Cal Thomas: Why so much anger?
Summary: In her book, "300 Questions to Ask Your Parents Before It's Too Late," Shannon L. Alder writes: "Anger, resentment and jealousy doesn't change the heart of others — it only changes yours."
There was a time in America, unknown or not experienced by people under the age of 50, when politics was a contact sport played with mostly accepted rules and the equivalent of "sportsmanship." Losers would graciously concede and wish the victor well, in most cases vowing to work with him or her for the good of the country. The public expected it.
Somewhere around the time of the Vietnam War and Watergate it started to become ugly and instead of sportsmanship the "players" began to engage in mutually assured destruction, to borrow a term used during the Cold War when the United States and Soviet Union had missiles aimed at each other's countries. It was appropriately abbreviated MAD.
It isn't that in earlier elections politicians would refrain from slurring and slandering each other. Many did. The 1800 contest between John Adams and Thomas Jefferson was cutthroat in the extreme.
As CNN.com recalls, Jefferson's camp labeled President Adams "a fool, a hypocrite, a criminal, and a tyrant."
"In return, Adams' men branded Vice President Jefferson "a weakling, an atheist, a libertine, and a coward."
That was nearly two centuries before the creation of modern-day media outlets, like CNN or Fox News, capable of exacerbating division and promoting slug fests as in boxing matches, or long-ago outlawed cockfights.
This year's pre-election rioting, looting and shootings in many American cities is not only a consequence of the failure or refusal of politicians to fix problems; it is also a failure by too many citizens who look to government to find solutions for things it was never created to address.
It is not the fault of a train that it cannot fly. A car mechanic should not be blamed because he can't perform open-heart surgery. Government has a purpose, but it is not to solve problems only an individual can address. People who are angry at government, instead of looking to Washington, should be looking in the mirror.
There have been injustices as long as humans have walked the Earth. The U.S. government has tried mightily and at great expense to fix them, but most are matters of the heart, not matters for politicians. If the latter, would not those injustices by now have been solved? While it is possible for government to impose or tolerate immorality, it is close to impossible to impose its opposite. This is the role of churches and of individuals making the right decisions for themselves and their families.
Is anyone ignorant of what creates "a more perfect union" that establishes justice and promotes the general welfare? The information is readily available. It is not classified.
The anger arises when people refuse to search, find and then live by well-established principles that have mostly worked for those who have embraced them throughout history.
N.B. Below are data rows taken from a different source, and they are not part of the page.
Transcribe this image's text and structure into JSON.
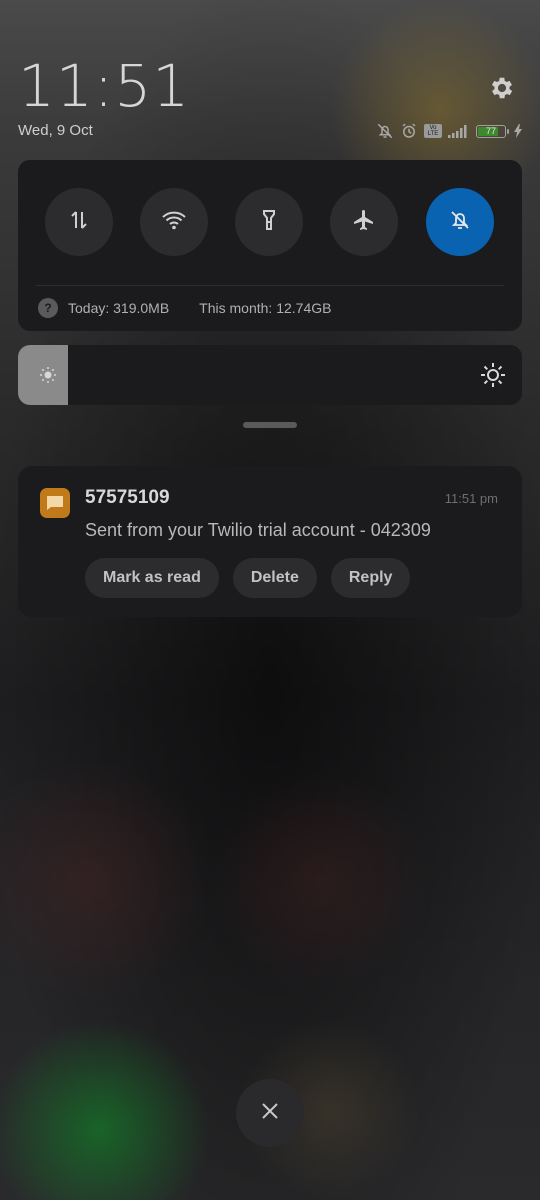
{
  "status_bar": {
    "time": "11:51",
    "date": "Wed, 9 Oct",
    "battery_level": "77",
    "battery_fraction": 0.77,
    "icons": [
      "bell-off-icon",
      "alarm-icon",
      "volte-icon",
      "signal-icon",
      "battery-icon",
      "charging-icon"
    ],
    "lte_label": "Vo LTE"
  },
  "settings": {
    "icon": "gear-icon"
  },
  "quick_settings": {
    "toggles": [
      {
        "name": "mobile-data",
        "icon": "data-arrows-icon",
        "active": false
      },
      {
        "name": "wifi",
        "icon": "wifi-icon",
        "active": false
      },
      {
        "name": "flashlight",
        "icon": "flashlight-icon",
        "active": false
      },
      {
        "name": "airplane-mode",
        "icon": "airplane-icon",
        "active": false
      },
      {
        "name": "silent-mode",
        "icon": "bell-off-icon",
        "active": true
      }
    ],
    "data_today": "Today: 319.0MB",
    "data_month": "This month: 12.74GB",
    "active_color": "#0a63b0"
  },
  "brightness": {
    "level": 0.1
  },
  "notification": {
    "app_icon": "message-icon",
    "app_color": "#c07a1a",
    "title": "57575109",
    "time": "11:51 pm",
    "body": "Sent from your Twilio trial account - 042309",
    "actions": [
      "Mark as read",
      "Delete",
      "Reply"
    ]
  },
  "close_icon": "close-icon"
}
Anger solves nothing and only deepens divisions and multiplies the problems the angry claim they want to resolve.
In her book, "300 Questions to Ask Your Parents Before It's Too Late," Shannon L. Alder writes: "Anger, resentment and jealousy doesn't change the heart of others — it only changes yours."
If only the rioters devastating our cities would understand this and look to themselves and not the next election, or Washington, to redress real and perceived grievances.
Cal Thomas can be reached at email@example.com.